Work order:
Gather all lines in the data that hold the string "this".

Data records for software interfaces
*** Begin section ***

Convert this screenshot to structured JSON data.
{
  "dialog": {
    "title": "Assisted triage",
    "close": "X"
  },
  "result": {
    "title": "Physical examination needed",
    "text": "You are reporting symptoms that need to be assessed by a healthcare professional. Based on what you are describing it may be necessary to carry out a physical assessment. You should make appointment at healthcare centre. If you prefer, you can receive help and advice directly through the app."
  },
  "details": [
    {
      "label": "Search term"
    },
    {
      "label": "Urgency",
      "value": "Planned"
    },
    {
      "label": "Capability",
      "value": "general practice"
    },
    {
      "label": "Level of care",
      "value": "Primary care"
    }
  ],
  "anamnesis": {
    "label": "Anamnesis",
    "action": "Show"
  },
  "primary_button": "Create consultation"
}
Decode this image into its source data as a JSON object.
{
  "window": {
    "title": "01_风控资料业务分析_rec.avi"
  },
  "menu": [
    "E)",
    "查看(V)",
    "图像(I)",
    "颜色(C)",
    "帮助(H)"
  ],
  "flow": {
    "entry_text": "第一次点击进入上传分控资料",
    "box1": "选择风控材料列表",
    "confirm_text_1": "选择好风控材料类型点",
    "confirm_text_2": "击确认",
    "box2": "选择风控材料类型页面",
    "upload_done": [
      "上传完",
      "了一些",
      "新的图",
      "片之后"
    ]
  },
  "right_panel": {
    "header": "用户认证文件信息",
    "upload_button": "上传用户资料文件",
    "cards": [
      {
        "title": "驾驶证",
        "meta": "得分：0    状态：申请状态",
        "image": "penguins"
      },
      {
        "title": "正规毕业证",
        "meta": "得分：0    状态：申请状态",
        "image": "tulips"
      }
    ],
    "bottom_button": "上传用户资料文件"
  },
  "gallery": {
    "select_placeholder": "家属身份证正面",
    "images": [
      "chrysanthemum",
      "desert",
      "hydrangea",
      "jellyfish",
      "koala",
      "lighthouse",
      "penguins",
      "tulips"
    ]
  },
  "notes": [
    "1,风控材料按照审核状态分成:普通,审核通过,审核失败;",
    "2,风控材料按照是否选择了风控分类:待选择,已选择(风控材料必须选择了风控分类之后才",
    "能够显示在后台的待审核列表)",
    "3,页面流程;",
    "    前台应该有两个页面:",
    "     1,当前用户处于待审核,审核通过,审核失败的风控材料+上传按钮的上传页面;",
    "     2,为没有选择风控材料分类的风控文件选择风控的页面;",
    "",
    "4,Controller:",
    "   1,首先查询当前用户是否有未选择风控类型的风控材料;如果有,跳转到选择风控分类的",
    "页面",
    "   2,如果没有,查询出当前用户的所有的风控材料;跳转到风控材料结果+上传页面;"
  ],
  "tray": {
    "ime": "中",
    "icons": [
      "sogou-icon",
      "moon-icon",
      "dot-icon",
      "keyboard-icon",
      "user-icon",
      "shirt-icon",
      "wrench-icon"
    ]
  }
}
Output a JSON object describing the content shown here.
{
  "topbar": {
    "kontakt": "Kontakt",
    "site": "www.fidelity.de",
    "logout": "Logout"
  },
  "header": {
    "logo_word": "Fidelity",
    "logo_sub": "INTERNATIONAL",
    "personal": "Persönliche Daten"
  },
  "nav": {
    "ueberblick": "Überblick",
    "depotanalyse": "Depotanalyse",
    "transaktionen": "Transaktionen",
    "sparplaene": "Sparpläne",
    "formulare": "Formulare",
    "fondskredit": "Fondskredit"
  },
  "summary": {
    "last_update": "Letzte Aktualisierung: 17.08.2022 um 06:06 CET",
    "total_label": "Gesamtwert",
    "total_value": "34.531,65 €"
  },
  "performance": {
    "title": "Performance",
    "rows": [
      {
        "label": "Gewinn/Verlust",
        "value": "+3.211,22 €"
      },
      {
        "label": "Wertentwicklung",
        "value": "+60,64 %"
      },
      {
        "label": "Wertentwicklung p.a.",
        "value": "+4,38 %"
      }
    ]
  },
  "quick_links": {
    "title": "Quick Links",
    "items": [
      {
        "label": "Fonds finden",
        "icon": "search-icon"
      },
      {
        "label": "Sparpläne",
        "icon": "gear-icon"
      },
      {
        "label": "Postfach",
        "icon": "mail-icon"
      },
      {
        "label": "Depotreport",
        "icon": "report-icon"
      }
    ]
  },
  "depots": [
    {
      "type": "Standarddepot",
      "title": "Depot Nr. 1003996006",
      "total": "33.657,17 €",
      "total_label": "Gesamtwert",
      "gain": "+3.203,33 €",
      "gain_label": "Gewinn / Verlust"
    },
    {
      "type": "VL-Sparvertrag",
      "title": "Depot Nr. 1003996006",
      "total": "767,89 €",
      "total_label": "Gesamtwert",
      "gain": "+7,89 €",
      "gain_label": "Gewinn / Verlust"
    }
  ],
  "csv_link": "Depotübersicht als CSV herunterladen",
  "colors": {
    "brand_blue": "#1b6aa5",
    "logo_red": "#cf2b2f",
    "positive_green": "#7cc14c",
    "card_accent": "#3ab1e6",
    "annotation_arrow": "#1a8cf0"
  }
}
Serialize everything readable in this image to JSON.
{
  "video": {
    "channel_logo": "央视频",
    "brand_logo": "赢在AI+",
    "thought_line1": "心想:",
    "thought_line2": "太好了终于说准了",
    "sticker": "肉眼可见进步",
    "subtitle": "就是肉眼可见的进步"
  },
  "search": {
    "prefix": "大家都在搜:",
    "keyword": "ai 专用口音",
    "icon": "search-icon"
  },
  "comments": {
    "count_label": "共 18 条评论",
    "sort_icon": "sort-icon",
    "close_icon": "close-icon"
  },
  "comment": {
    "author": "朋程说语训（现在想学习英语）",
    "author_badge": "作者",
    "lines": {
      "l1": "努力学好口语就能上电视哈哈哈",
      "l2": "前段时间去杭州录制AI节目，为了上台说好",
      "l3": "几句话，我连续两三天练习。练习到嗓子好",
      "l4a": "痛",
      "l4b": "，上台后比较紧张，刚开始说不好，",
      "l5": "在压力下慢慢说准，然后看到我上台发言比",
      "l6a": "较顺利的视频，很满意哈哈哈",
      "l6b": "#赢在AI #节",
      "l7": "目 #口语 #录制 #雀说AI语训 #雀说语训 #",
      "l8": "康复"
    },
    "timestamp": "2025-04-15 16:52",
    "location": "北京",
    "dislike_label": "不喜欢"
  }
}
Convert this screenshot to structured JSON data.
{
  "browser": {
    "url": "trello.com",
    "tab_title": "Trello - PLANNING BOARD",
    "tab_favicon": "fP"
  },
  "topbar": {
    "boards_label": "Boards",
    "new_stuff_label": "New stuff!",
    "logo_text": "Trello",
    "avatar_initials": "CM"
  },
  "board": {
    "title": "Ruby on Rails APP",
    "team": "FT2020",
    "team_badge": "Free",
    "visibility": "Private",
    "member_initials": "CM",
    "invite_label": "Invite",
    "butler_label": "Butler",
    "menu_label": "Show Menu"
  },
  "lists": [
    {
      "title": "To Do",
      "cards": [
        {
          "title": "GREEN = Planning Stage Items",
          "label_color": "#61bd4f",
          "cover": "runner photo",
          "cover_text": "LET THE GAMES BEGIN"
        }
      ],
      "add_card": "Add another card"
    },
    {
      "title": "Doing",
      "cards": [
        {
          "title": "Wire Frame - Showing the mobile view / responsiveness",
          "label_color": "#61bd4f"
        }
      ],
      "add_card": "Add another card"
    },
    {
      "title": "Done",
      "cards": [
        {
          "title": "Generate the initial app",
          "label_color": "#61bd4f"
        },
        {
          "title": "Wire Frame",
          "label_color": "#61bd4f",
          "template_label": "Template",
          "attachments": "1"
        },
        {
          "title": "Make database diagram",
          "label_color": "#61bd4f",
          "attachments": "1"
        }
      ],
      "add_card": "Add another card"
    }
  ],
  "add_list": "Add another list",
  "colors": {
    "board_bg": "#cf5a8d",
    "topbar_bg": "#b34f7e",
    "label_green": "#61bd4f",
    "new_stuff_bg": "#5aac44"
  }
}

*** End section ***

Written solution:
Convert this screenshot to structured JSON data.
Decode this image into its source data as a JSON object.
Serialize everything readable in this image to JSON.
Convert this screenshot to structured JSON data.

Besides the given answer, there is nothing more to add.